...If the high cost of the posher electric cars puts you off, worry not – prices are starting to tumble. Case in point: MG has just launched its first all-electric car, the ZS EV, and the first 1000 customers benefited from an introductory price of £21,495. Now that offer has expired, the price – inclusive of the government grant – is a still-reasonable (comparatively speaking) £25,495. This is no sluggish, short-range affair with limited practicality, either; the ZS EV can accelerate from 0-62mph in 8.5sec, cover 163 miles on a single charge and accommodate the needs of most families thanks to its vast boot and large cabin.

MG enthusiasts who have seen this article’s headline in Google’s search results will likely be more than a little excited at the prospect of an all-new MG ZS. After all, the 2001 ZS180 hot-hatchback was one of the British manufacturer’s better efforts of the 21st century.

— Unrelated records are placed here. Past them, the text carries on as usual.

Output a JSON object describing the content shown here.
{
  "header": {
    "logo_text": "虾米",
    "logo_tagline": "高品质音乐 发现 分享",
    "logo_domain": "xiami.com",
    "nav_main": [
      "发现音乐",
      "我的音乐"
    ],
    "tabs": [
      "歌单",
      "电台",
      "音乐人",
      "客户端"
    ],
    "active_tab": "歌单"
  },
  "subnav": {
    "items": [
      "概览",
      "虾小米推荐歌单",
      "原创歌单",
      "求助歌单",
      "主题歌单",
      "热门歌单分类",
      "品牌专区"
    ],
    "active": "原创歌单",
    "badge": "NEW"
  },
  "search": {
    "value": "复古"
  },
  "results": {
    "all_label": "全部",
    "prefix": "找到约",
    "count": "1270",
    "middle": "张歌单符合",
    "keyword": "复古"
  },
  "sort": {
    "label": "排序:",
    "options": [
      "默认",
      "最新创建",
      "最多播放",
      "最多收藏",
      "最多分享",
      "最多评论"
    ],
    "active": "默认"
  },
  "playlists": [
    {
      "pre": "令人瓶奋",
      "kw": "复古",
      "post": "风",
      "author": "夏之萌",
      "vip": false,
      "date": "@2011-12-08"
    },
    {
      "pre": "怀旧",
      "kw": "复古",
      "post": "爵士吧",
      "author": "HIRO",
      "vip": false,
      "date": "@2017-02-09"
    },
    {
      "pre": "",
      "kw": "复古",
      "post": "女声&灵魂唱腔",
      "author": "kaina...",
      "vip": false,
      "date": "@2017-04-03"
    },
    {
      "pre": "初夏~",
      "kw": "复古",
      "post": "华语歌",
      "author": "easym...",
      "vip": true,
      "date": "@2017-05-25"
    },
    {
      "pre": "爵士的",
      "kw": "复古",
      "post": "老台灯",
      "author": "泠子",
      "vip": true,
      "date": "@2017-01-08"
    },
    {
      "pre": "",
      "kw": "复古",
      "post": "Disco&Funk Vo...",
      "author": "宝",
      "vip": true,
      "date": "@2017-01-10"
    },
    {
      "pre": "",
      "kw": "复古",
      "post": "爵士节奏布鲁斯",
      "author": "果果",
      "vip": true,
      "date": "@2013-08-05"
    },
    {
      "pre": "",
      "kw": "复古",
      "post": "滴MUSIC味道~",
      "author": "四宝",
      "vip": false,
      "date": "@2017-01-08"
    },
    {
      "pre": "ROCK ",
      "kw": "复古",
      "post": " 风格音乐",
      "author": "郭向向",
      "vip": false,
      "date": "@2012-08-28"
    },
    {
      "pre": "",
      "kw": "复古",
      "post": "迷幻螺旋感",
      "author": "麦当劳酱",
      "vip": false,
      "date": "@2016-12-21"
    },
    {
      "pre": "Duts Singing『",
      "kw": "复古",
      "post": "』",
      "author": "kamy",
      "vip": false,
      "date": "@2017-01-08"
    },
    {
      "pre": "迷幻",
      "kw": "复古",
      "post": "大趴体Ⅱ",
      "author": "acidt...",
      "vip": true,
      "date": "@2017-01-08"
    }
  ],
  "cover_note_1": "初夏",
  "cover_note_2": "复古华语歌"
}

10. Hyundai Kona Electric

....The Kona is arguably one of the most versatile and accessible EVs on sale in 2020. It's affordably priced, for starters, and two distinct versions are offered – a 134bhp model with a 39kWh battery, or a 204bhp version with a higher-capacity 64kWh battery. In base form, the Kona can travel up to 180 miles on a single charge and sprint from 0-62mph in a perfectly sensible 9.7sec. Go for the more expensive model, though, and the range leaps to 279 miles while the 0-62mph time drops to 7.6sec. It's not a fun car to drive but it is very practical, with that crossover bodystyle swallowing bodies and bags with nonchalant ease. It costs a whisker under £30,000 to buy one in the UK (after the government subsidy).

Launched in 2018 and greeted by rave reviews from the press, the Hyundai Kona Electric has enjoyed something of a roller coaster life so far. After going on sale in the UK and picking up a host of awards, it promptly sold out, leaving frustrated owners with the prospect of joining a waiting list – just to register an interest. Now that Hyundai has picked up its battery supplies, the Kona is once again on sale, now with minimal waiting times.